Learning Challenge III

Dear reader, to finish with the Idea and acknowledge about challenge to learn, I am glad to show you two videos:

“The first one features Greg Schwanbeck, a teacher and instructional technology coach at Westwood High School, and the second features Dr. Matthew Schneps, who works on several projects here at MIT and elsewhere. Both videos introduce a thought-provoking and difficult design challenge and your help is needed”.

Watch both videos and then decide which design challenge is most interesting to you.”

Waiting for your comment and ideas, here or in any social media I share with.

Greg Schwanbeck video:

 https://youtu.be/w2Ovgcz95DQ

Dr. Matthew Schnep:

 https://youtu.be/mLFsON1rMF0

Hope you like it

Julia Echeverria Moran

Active Learning challenge: auto draft

 

Dear readers, as part of the “Educational Technology” course, given by MITx (Massachuset Institute of Technology), “I’ve been thinking of my own learning challenge needs, in a real scenario. I do not say everything what I think is right, which is why I propose this reflexions, if you have any comment feel free to comment my autodraft. To start with the definition, I invite you to see the below video, very clear and instructive.

Video by: Andrianna Gervais

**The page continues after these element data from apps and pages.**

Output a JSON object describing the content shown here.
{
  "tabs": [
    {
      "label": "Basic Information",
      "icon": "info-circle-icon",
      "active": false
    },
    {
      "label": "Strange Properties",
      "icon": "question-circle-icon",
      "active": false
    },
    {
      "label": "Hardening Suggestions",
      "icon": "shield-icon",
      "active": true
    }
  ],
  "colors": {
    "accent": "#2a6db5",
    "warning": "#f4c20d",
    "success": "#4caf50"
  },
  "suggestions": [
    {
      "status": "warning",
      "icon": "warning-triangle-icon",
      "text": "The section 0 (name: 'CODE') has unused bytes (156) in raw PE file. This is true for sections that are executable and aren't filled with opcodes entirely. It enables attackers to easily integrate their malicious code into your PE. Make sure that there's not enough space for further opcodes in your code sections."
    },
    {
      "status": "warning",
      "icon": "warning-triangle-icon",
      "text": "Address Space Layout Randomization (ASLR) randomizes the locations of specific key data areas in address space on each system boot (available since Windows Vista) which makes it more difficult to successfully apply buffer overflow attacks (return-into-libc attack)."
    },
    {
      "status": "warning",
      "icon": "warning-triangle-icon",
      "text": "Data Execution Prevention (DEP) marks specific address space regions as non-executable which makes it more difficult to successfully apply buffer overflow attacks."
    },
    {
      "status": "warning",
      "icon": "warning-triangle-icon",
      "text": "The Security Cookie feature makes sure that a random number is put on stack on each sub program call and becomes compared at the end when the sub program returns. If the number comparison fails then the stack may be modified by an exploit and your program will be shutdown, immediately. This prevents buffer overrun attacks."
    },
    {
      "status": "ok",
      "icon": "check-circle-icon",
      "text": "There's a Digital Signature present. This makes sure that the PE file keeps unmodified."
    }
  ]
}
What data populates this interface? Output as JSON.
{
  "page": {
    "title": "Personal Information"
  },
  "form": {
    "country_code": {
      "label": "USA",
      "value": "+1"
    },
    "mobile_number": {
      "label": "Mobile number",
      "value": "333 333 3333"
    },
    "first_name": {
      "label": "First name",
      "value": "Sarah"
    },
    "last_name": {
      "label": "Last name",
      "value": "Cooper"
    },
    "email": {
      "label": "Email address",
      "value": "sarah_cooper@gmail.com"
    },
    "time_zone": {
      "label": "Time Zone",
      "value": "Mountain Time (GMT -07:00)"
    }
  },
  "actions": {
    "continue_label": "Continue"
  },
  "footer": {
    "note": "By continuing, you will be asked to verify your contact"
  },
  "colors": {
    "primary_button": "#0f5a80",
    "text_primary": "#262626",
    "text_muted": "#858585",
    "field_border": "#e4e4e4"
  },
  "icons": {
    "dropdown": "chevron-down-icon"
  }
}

Abstract
My learning challenge on educational technology right now is: To design
 a course about educational technology for the teachers. The challenge will be to arrive to teacher who maybe want or not to learn some technology, and get in contact with some hight school in order to offer to test the course as an strategic that cover to challenge, if I present the course like a test, I think they will feel less stress, and at the same time, I test the course.
How the course would be used, and how it would benefit the learner.
Background.
All who are dedicated to teaching does want to engage and motivate student for better kownledge understanding using some technological tools
The professionals I know and my selve have understood that it is necessary to go on whith own PLE (personal learning environment), in order to be at the head of education, but the vast majority of teachers and students do notknow how to use educational technology in the classroom or on it.
We can find on the network that any researcher or teacher in these areas say it is necessary to move in that direction, we all agree that teachers andtrainer the need to acquire these skills.
Today we work with artificial intelligence, augmented reality, simulations,app that allow us to not only design customized courses but, also perform many collaborative actions that allow the students to improve their learninghow to properly use the tools found on the network such as educational video game, all this in order to motivate students to create their own PLE making collaborative work.
Here I have an interesting video: Building Connections by Breaking Barriers

https://youtu.be/HHKjDSu1vo0
What do I need? Research and design a course on digital skills for teachers aged over 25 years or either graduates and teachers no age limit in order to acquire the knowledge that is absolutely necessary for the school, in your personal life and with its surroundings. So, We Have to define Who the learner is and on what context They are using technology. For sure our learners will be teacher studying by themselves, or tailored a course for different schools and it's needed for learning. I will like to propose to find different free tool that will work with collaborative learning inside and outside the schools, the context I have say already is, “learning how to design a course with collaborative work”. I preferred to think in term of synchronous and asynchronous collaborative learning, using blended learning, or/ and other different methodology, in the first time we will work thinking on a Moodle platform but we can try another.

Leer más “Active Learning challenge: auto draft”

Peer 2 Peer University

Dr. J. Philipp Schmidt, a research scientist here at MIT, talks about Peer 2 Peer University (P2PU), an online platform that supports peer learning, a type of collaborative learning. In peer learning, learners are responsible for their own learning trajectory but by working together, they learn about a topic as well as other skills. Principles such as openness and creative learning guide the design of this type of community. Check out the segment where Philipp discusses the four Ps (4:10 in the video).